DATA SECTION |

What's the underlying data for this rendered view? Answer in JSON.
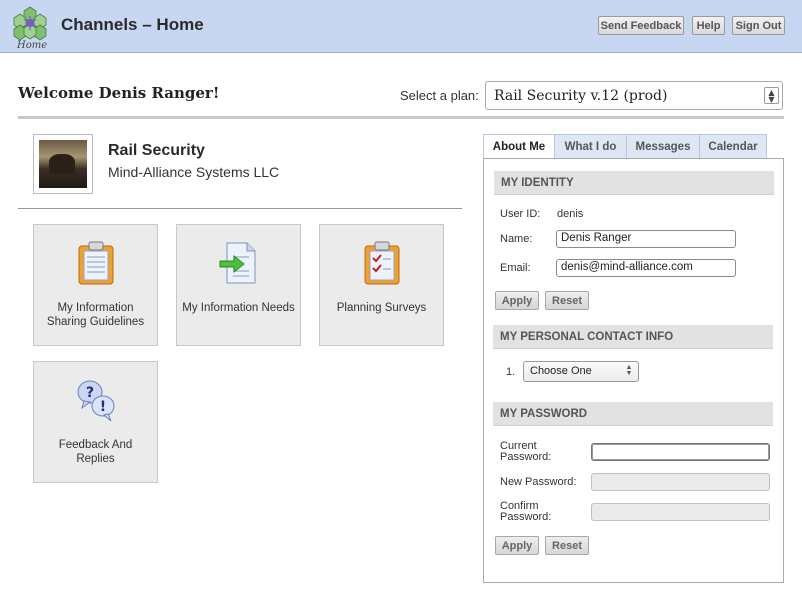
{
  "header": {
    "app_title": "Channels – Home",
    "logo_label": "Home",
    "buttons": {
      "feedback": "Send Feedback",
      "help": "Help",
      "signout": "Sign Out"
    }
  },
  "welcome": {
    "text": "Welcome Denis Ranger!",
    "plan_label": "Select a plan:",
    "plan_selected": "Rail Security v.12 (prod)"
  },
  "plan": {
    "name": "Rail Security",
    "organization": "Mind-Alliance Systems LLC"
  },
  "tiles": [
    {
      "label": "My Information Sharing Guidelines"
    },
    {
      "label": "My Information Needs"
    },
    {
      "label": "Planning Surveys"
    },
    {
      "label": "Feedback And Replies"
    }
  ],
  "tabs": [
    "About Me",
    "What I do",
    "Messages",
    "Calendar"
  ],
  "identity": {
    "heading": "MY IDENTITY",
    "userid_label": "User ID:",
    "userid_value": "denis",
    "name_label": "Name:",
    "name_value": "Denis Ranger",
    "email_label": "Email:",
    "email_value": "denis@mind-alliance.com",
    "apply": "Apply",
    "reset": "Reset"
  },
  "contact": {
    "heading": "MY PERSONAL CONTACT INFO",
    "index": "1.",
    "select_value": "Choose One"
  },
  "password": {
    "heading": "MY PASSWORD",
    "current_label": "Current Password:",
    "new_label": "New Password:",
    "confirm_label": "Confirm Password:",
    "apply": "Apply",
    "reset": "Reset"
  }
}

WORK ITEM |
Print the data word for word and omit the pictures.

RESPONSE |
What's the underlying data for this rendered view? Answer in JSON.
{
  "header": {
    "app_title": "Channels – Home",
    "logo_label": "Home",
    "buttons": {
      "feedback": "Send Feedback",
      "help": "Help",
      "signout": "Sign Out"
    }
  },
  "welcome": {
    "text": "Welcome Denis Ranger!",
    "plan_label": "Select a plan:",
    "plan_selected": "Rail Security v.12 (prod)"
  },
  "plan": {
    "name": "Rail Security",
    "organization": "Mind-Alliance Systems LLC"
  },
  "tiles": [
    {
      "label": "My Information Sharing Guidelines"
    },
    {
      "label": "My Information Needs"
    },
    {
      "label": "Planning Surveys"
    },
    {
      "label": "Feedback And Replies"
    }
  ],
  "tabs": [
    "About Me",
    "What I do",
    "Messages",
    "Calendar"
  ],
  "identity": {
    "heading": "MY IDENTITY",
    "userid_label": "User ID:",
    "userid_value": "denis",
    "name_label": "Name:",
    "name_value": "Denis Ranger",
    "email_label": "Email:",
    "email_value": "denis@mind-alliance.com",
    "apply": "Apply",
    "reset": "Reset"
  },
  "contact": {
    "heading": "MY PERSONAL CONTACT INFO",
    "index": "1.",
    "select_value": "Choose One"
  },
  "password": {
    "heading": "MY PASSWORD",
    "current_label": "Current Password:",
    "new_label": "New Password:",
    "confirm_label": "Confirm Password:",
    "apply": "Apply",
    "reset": "Reset"
  }
}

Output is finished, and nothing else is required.